MATERIAL FOR THIS TASK:
===

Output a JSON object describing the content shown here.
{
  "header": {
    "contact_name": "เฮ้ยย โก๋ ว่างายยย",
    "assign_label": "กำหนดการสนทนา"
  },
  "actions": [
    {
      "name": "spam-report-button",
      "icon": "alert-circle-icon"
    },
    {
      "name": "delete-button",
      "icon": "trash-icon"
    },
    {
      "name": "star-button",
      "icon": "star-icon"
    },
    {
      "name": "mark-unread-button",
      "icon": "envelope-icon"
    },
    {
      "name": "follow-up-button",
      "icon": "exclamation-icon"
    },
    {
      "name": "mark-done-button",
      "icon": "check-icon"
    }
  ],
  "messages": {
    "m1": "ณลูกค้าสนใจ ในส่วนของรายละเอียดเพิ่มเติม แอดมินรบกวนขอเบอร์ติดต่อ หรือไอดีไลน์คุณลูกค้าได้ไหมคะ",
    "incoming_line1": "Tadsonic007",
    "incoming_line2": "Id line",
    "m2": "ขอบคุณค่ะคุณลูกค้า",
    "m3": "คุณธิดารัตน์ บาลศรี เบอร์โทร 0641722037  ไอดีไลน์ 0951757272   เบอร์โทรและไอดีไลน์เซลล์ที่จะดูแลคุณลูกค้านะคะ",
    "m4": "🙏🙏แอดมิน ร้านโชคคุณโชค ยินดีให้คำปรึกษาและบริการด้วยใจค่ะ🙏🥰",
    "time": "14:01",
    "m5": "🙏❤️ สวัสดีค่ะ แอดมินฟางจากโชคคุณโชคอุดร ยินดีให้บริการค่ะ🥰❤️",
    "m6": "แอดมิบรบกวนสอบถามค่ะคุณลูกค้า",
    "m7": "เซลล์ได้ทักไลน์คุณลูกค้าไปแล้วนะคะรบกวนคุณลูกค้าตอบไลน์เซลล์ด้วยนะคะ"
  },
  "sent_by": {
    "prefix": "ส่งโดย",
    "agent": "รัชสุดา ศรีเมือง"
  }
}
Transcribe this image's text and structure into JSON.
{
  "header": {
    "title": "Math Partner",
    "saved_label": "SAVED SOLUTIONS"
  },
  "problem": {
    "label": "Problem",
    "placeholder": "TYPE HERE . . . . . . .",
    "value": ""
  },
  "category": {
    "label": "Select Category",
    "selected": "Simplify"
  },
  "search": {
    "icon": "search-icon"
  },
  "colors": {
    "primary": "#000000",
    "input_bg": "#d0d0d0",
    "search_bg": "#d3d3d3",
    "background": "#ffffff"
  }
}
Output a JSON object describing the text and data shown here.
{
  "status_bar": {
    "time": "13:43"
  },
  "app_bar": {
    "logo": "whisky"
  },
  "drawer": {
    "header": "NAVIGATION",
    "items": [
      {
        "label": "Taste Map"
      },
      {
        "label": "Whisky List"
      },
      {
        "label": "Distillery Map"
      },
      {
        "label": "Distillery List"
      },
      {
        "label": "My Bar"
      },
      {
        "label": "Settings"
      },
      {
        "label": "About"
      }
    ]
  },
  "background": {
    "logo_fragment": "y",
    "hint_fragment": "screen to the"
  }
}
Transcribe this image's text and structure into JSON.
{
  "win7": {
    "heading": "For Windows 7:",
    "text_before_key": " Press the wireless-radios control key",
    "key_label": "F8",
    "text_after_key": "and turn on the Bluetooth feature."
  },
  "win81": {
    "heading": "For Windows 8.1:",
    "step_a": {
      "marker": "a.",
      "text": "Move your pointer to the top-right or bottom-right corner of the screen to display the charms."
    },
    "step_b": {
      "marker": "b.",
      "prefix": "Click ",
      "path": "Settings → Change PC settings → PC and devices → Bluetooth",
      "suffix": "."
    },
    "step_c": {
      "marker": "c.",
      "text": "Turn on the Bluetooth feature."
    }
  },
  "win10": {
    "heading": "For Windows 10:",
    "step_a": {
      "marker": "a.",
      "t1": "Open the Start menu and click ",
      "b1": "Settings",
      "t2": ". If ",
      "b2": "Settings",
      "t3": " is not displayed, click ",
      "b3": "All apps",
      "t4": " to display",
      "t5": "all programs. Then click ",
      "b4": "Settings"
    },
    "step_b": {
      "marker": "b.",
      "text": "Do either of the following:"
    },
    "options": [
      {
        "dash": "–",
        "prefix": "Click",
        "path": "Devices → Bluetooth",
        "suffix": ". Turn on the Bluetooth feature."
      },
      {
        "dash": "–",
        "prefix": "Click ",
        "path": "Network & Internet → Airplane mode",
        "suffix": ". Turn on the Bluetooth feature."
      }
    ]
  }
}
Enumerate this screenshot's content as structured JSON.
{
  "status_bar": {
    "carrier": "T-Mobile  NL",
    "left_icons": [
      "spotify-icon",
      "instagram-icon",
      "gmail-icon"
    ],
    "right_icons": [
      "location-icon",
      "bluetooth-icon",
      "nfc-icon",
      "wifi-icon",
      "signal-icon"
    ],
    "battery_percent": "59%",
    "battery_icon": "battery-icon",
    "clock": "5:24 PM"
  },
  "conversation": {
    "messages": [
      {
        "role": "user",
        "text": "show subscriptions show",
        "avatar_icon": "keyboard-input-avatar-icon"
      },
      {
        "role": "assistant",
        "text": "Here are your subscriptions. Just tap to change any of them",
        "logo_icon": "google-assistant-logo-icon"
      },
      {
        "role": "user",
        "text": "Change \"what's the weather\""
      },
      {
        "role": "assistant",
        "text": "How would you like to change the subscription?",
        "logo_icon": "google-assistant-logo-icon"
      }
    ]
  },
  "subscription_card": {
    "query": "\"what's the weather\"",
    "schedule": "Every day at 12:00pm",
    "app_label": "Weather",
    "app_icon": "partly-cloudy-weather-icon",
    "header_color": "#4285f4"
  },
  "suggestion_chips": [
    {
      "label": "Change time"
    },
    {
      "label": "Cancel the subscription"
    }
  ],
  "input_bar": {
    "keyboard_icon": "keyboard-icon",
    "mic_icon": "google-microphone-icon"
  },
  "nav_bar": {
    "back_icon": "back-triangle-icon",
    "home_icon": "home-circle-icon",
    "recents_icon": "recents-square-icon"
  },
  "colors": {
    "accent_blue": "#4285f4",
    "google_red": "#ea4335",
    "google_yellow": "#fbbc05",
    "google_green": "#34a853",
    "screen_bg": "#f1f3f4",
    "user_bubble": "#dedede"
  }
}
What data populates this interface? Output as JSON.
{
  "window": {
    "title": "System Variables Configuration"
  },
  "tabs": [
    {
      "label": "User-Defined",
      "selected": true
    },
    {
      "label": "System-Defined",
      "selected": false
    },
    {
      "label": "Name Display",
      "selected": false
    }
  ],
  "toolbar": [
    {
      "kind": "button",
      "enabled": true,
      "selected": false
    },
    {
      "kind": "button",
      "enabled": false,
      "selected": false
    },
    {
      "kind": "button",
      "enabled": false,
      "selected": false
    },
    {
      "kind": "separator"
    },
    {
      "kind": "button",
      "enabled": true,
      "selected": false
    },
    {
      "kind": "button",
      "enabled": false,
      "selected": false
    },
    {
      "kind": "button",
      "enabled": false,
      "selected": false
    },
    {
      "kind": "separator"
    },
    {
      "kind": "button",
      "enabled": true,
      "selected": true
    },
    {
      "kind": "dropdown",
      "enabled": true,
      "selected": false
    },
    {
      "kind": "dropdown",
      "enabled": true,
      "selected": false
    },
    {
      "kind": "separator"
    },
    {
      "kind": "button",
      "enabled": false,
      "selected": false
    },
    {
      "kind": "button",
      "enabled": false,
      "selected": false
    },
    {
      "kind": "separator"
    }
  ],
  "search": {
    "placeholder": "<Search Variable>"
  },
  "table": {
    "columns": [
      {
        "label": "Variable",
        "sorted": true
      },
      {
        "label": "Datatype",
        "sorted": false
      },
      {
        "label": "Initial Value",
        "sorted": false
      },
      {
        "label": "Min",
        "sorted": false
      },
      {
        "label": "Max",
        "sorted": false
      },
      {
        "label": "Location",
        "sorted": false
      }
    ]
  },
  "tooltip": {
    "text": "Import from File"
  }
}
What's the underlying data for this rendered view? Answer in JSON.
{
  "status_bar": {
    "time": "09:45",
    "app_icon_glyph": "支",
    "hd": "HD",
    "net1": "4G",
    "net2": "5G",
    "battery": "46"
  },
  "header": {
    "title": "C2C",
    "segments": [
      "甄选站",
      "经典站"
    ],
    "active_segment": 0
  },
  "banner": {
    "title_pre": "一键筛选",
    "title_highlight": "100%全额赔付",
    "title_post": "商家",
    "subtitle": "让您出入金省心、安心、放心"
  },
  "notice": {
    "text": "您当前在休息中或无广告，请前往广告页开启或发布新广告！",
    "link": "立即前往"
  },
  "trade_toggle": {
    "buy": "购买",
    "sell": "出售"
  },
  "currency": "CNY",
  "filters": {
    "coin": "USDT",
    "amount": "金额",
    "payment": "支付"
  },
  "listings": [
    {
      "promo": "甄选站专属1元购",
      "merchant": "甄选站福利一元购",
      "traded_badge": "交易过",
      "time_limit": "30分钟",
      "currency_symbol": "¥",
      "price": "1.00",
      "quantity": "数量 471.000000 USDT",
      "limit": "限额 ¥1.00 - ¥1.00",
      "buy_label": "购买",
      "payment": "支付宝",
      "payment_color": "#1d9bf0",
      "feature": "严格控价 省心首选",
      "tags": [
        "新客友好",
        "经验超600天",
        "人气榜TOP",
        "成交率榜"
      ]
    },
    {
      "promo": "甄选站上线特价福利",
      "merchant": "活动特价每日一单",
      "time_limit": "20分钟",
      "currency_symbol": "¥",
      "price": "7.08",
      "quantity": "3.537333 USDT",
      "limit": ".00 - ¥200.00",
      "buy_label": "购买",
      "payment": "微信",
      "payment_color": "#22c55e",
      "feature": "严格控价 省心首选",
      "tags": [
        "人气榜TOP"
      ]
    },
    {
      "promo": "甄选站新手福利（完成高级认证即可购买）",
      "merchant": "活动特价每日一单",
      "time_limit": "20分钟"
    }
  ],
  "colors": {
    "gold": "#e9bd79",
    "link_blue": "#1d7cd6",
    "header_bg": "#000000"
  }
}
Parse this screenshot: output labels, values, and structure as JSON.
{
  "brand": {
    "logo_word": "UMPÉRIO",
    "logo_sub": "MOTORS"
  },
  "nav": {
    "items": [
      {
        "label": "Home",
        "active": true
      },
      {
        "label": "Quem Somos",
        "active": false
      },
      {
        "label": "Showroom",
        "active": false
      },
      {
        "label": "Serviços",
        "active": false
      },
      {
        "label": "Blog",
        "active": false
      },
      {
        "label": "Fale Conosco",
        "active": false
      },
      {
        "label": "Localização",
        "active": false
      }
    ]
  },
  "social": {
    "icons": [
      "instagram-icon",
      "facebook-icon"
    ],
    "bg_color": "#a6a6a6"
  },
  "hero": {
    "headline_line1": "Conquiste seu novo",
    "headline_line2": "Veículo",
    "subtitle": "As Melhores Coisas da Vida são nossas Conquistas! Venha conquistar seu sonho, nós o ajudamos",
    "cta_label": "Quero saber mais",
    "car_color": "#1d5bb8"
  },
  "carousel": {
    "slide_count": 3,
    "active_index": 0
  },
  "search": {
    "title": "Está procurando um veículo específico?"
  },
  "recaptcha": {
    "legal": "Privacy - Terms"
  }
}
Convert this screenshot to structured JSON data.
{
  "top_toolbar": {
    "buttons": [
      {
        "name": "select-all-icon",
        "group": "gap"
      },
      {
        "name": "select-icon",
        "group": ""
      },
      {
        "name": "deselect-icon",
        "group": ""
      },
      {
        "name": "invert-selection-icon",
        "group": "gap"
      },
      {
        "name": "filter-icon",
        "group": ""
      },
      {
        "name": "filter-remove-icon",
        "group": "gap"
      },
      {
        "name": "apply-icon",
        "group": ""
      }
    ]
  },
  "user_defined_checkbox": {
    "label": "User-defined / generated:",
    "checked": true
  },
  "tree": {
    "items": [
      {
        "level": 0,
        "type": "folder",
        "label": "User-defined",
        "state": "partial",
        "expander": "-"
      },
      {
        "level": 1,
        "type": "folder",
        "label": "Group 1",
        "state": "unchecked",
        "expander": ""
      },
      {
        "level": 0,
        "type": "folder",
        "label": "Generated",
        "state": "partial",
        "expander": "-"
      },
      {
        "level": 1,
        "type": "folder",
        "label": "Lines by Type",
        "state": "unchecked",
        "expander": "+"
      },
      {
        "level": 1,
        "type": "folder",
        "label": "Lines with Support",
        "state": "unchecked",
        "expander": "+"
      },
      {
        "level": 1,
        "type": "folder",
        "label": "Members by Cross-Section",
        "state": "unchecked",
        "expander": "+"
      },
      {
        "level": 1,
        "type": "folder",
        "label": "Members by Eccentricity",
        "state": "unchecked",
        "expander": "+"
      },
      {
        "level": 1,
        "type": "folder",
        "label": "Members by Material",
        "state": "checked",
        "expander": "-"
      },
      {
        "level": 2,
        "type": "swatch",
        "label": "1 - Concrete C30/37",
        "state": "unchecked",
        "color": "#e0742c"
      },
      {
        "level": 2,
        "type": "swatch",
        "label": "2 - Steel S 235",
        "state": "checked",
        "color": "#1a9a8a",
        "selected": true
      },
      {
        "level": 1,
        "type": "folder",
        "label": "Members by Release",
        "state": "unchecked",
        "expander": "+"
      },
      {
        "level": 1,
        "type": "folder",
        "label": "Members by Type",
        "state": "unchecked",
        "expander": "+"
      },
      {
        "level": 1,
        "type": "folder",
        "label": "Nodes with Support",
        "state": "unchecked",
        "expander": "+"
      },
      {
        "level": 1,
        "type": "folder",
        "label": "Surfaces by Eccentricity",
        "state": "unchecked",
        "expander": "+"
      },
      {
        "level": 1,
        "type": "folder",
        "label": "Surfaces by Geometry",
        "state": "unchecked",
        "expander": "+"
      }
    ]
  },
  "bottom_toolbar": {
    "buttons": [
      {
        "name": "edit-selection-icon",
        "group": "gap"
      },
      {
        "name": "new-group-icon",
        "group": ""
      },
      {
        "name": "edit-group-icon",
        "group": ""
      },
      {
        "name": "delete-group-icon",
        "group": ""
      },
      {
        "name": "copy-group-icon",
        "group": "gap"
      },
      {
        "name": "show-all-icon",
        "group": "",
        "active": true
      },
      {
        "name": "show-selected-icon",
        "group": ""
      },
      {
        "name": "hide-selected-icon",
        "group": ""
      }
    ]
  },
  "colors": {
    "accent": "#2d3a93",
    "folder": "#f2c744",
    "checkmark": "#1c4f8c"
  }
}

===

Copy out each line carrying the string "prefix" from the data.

TASK OUTPUT:
    "prefix": "ส่งโดย",
      "prefix": "Click ",
        "prefix": "Click",
        "prefix": "Click ",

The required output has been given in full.